Tomatoes can be kept best at room temperature when they are unwashed and out of direct sunlight. It is not recommended to refrigerate them as it can harm/affect their, the flavor or reduces their flavor. Tomatoes are stored at cold tend to lose their flavor permanently. Unripe tomatoes can be kept in a paper bag till ripe. It is easy to preserve them whole in pieces, as a tomato sauce or paste by home canning methods. Tomatoes are acidic enough to process them in a water bath rather than a pressure cooker as like most of the vegetables require. The fruit can also be preserved by drying, often in the sun & sold either in jars or in bags with oil.
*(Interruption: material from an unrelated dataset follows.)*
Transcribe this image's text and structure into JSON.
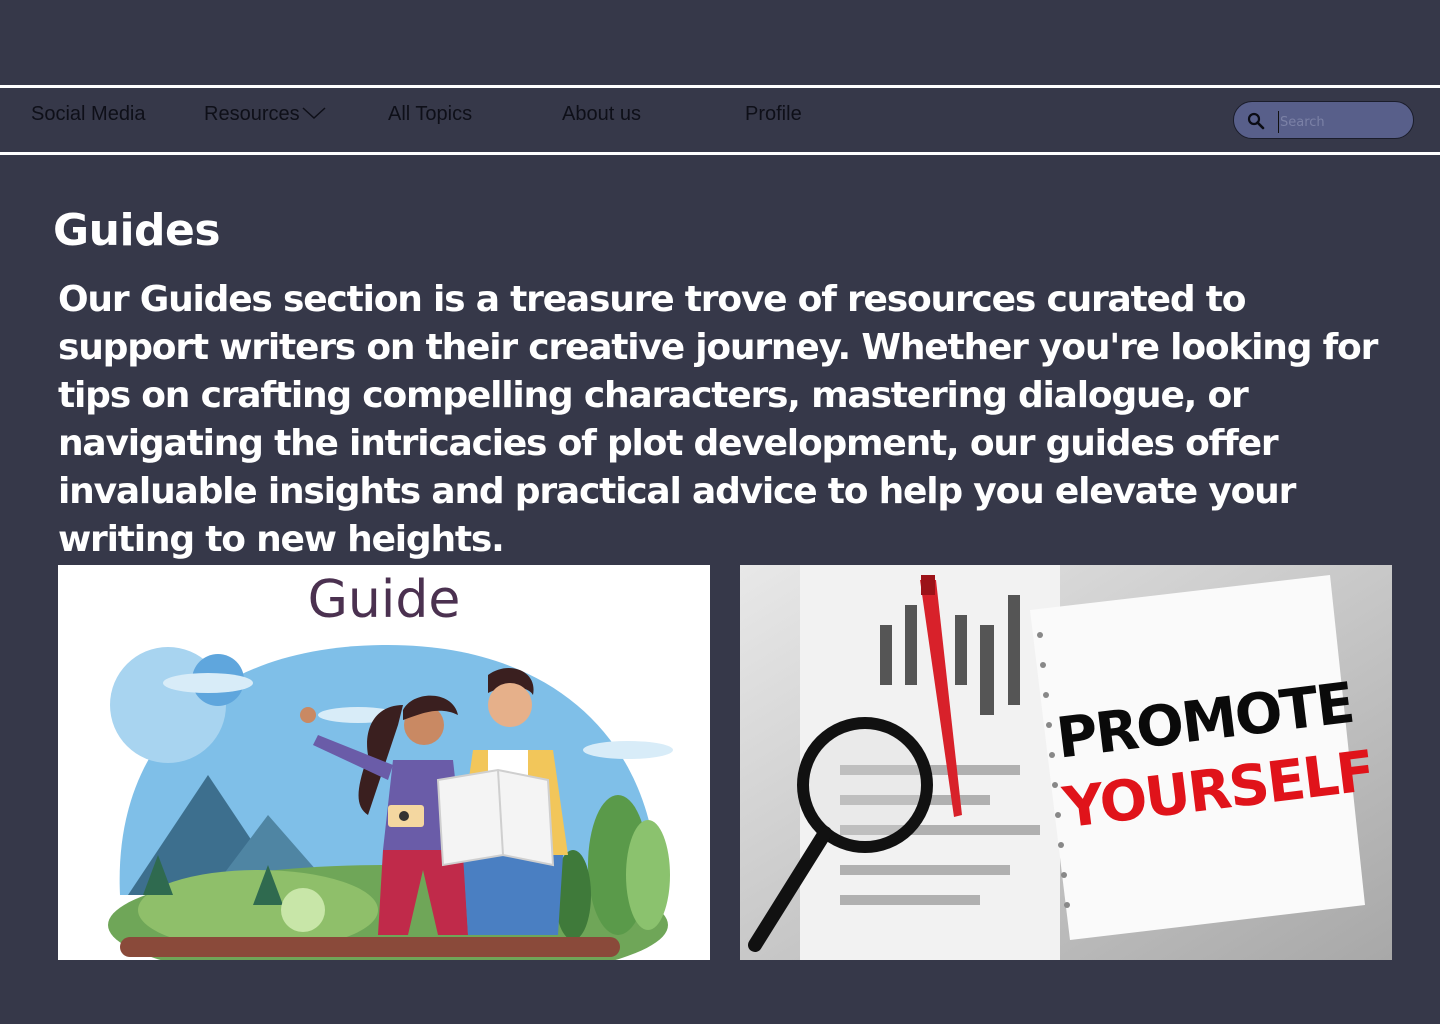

Some common tomato pests are cutworms, stink bugs, tomato hornworms, tobacco hornworms, tomato fruit worms, aphids, cabbage loopers, whiteflies, flea beetles, red spider mite, slugs & Colorado potato beetles etc. The tomato russet mite and Aculops Lycopersici feeds on foliage & young fruit of tomato plants, causing shriveling, necrosis of leaves, flowers, and fruit, possibly killing the plants Postharvest handling practices like harvesting, cleaning or disinfecting, pre-cooling, sorting, grading, packaging, storage & transporting played an important role in maintaining quality & extending shelf life of the tomato fruits after their harvest. Tomato quality components include appearance (color, size, shape, freedom from defects and decay), firmness, flavor, and nutritional value. Color of the fruit, its firmness, flavor, nutritive value & safety of tomatoes are related to their composition at the time of harvest and compositional changes during the postharvest handling.